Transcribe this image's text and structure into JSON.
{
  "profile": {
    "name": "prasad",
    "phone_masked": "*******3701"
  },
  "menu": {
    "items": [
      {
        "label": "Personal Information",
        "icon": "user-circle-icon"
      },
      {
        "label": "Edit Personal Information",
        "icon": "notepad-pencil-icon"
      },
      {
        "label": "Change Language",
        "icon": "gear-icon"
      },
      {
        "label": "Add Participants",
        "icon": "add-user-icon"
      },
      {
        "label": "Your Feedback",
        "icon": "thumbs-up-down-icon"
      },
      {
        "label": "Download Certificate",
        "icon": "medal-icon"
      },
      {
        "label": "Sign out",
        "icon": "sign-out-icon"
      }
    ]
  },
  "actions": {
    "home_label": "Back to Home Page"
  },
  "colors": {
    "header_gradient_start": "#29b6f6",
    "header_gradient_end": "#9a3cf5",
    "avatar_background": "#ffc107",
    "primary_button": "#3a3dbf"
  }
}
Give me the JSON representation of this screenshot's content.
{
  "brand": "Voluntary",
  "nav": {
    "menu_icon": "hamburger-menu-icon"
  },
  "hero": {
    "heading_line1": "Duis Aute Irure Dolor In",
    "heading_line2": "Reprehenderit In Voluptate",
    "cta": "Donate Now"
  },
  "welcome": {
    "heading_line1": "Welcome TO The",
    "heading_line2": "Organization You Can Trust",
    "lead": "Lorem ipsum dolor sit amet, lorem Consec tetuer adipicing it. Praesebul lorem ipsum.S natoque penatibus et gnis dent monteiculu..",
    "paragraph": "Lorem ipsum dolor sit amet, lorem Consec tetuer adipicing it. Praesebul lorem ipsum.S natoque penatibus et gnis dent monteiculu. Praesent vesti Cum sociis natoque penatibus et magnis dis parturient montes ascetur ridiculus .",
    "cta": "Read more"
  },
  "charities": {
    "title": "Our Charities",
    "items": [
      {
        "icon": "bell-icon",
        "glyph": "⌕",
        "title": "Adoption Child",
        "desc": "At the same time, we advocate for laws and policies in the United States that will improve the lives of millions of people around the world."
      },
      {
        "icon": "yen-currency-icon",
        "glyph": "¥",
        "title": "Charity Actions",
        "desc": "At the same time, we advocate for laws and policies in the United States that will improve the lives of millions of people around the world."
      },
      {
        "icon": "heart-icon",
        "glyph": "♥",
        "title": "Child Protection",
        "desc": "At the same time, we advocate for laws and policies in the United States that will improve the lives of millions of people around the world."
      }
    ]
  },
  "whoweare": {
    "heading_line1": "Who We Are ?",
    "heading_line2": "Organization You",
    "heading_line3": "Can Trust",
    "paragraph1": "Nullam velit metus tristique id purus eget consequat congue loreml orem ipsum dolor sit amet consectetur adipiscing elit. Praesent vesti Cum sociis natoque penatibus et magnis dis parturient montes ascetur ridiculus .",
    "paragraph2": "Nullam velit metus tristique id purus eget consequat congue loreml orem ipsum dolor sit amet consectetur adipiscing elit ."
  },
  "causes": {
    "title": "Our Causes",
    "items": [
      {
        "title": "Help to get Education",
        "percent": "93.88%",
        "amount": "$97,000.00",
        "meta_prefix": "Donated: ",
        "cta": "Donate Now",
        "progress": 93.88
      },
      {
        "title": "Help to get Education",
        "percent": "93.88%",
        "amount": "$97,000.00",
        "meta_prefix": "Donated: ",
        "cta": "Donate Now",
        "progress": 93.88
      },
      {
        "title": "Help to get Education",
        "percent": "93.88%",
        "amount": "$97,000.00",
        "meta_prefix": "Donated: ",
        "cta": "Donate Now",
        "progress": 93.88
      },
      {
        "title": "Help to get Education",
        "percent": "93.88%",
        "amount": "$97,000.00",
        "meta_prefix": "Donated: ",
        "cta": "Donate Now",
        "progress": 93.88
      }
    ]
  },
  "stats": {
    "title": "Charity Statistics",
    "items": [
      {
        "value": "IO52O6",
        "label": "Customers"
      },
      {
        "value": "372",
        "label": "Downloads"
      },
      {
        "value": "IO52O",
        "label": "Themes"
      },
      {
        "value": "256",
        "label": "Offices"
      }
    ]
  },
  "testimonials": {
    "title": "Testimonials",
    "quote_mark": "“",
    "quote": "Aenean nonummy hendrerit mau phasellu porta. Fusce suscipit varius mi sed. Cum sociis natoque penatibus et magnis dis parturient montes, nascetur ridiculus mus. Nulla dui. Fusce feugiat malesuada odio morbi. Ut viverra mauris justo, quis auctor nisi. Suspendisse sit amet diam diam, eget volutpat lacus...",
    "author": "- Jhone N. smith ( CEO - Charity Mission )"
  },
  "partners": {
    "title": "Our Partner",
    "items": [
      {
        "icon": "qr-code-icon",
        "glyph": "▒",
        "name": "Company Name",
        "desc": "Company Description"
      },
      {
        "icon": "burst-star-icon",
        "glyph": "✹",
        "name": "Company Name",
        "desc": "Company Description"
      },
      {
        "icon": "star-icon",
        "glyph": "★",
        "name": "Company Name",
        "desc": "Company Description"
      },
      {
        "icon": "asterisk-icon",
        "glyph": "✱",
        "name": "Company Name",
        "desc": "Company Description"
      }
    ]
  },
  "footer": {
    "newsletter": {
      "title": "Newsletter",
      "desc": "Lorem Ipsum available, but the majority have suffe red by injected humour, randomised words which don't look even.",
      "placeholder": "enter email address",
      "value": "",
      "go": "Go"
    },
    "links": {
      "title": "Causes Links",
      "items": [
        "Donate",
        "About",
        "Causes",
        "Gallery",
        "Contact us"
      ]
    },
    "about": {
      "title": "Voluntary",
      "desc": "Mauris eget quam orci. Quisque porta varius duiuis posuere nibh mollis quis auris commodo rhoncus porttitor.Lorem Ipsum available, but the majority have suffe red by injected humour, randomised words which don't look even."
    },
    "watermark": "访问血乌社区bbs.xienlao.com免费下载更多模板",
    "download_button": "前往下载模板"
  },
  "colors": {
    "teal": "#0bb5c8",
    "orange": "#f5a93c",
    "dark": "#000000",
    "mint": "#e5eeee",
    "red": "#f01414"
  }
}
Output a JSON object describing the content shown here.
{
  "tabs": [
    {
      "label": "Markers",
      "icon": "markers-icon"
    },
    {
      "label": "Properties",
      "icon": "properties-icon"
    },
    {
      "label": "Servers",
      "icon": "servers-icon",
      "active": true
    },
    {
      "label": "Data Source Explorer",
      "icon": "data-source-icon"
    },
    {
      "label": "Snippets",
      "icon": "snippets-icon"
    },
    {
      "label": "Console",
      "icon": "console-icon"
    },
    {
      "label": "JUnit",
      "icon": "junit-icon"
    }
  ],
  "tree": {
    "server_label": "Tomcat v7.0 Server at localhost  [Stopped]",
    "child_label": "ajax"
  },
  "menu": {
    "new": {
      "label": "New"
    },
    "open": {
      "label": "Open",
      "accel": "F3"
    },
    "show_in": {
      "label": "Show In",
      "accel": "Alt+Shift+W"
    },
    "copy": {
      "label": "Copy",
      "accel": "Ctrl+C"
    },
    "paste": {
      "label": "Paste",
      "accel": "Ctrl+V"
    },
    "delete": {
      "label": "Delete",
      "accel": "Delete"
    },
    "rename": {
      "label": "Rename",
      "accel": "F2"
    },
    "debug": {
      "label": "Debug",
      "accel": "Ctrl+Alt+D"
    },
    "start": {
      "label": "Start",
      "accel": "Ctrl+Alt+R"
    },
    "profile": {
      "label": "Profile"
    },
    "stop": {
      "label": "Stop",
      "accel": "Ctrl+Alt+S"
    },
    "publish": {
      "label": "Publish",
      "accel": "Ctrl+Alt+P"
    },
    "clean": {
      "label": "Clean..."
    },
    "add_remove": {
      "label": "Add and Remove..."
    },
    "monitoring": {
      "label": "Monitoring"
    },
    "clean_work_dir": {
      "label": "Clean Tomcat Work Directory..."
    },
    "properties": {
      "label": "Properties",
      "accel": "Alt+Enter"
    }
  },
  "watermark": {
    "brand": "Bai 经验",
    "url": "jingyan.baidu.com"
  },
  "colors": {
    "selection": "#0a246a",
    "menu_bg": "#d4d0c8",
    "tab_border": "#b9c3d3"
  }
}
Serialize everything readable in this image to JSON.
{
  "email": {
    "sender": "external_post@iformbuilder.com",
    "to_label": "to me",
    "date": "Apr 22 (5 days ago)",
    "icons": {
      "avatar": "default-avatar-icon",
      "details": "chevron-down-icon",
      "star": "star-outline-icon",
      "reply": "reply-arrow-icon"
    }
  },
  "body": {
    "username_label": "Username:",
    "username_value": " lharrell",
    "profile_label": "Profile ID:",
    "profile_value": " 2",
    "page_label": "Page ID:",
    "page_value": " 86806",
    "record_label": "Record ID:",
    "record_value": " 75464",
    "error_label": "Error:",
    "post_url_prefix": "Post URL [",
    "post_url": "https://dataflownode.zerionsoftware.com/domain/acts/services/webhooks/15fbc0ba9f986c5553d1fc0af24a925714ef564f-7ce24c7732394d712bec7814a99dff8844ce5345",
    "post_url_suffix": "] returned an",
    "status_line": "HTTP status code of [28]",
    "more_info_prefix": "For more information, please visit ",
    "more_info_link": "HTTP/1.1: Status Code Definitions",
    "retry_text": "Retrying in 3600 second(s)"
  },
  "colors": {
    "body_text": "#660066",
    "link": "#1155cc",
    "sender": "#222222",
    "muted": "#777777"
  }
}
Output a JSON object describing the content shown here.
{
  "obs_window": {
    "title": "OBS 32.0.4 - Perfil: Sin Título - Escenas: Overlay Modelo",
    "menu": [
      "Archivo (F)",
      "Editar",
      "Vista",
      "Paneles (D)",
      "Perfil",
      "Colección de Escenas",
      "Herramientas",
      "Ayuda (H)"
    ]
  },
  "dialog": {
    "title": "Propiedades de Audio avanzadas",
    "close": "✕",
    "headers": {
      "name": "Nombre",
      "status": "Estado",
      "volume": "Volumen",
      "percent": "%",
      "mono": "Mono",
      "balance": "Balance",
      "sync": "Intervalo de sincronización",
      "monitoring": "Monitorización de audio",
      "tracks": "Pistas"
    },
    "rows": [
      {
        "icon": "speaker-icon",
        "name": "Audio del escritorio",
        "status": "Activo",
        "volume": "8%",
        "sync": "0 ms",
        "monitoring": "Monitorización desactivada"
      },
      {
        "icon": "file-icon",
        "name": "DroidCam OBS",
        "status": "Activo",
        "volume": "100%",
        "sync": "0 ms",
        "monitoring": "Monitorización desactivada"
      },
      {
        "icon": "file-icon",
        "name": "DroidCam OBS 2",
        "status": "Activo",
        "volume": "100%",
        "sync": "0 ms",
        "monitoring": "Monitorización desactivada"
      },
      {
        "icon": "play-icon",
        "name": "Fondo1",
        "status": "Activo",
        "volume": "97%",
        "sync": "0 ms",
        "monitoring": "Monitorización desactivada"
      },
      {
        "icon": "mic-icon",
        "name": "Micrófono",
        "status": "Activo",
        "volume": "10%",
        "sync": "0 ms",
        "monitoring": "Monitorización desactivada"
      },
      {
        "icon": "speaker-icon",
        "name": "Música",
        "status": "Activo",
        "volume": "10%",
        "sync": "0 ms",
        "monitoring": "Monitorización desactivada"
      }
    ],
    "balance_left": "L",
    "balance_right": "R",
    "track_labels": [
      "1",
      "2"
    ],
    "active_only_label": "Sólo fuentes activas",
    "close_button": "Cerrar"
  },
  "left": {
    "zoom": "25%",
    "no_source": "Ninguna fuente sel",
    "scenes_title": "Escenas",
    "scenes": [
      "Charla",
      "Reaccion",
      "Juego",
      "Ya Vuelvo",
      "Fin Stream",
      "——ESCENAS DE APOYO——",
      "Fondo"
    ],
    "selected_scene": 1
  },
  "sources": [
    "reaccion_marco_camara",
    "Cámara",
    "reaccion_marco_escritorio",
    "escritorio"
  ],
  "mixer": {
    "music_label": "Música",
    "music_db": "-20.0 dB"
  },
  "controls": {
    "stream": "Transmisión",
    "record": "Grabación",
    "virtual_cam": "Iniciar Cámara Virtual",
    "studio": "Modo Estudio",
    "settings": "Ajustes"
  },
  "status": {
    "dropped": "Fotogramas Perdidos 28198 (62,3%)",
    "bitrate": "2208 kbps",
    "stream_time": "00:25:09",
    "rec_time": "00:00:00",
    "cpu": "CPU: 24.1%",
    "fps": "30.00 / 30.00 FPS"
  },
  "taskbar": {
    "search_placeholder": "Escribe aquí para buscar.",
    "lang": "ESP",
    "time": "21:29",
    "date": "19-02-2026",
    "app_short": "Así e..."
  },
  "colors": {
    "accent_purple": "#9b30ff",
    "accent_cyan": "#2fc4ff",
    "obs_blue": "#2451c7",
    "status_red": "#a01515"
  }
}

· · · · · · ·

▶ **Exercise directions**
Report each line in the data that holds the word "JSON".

▶ **Exercise answer**
Transcribe this image's text and structure into JSON.
Give me the JSON representation of this screenshot's content.
Output a JSON object describing the content shown here.
Serialize everything readable in this image to JSON.
Output a JSON object describing the content shown here.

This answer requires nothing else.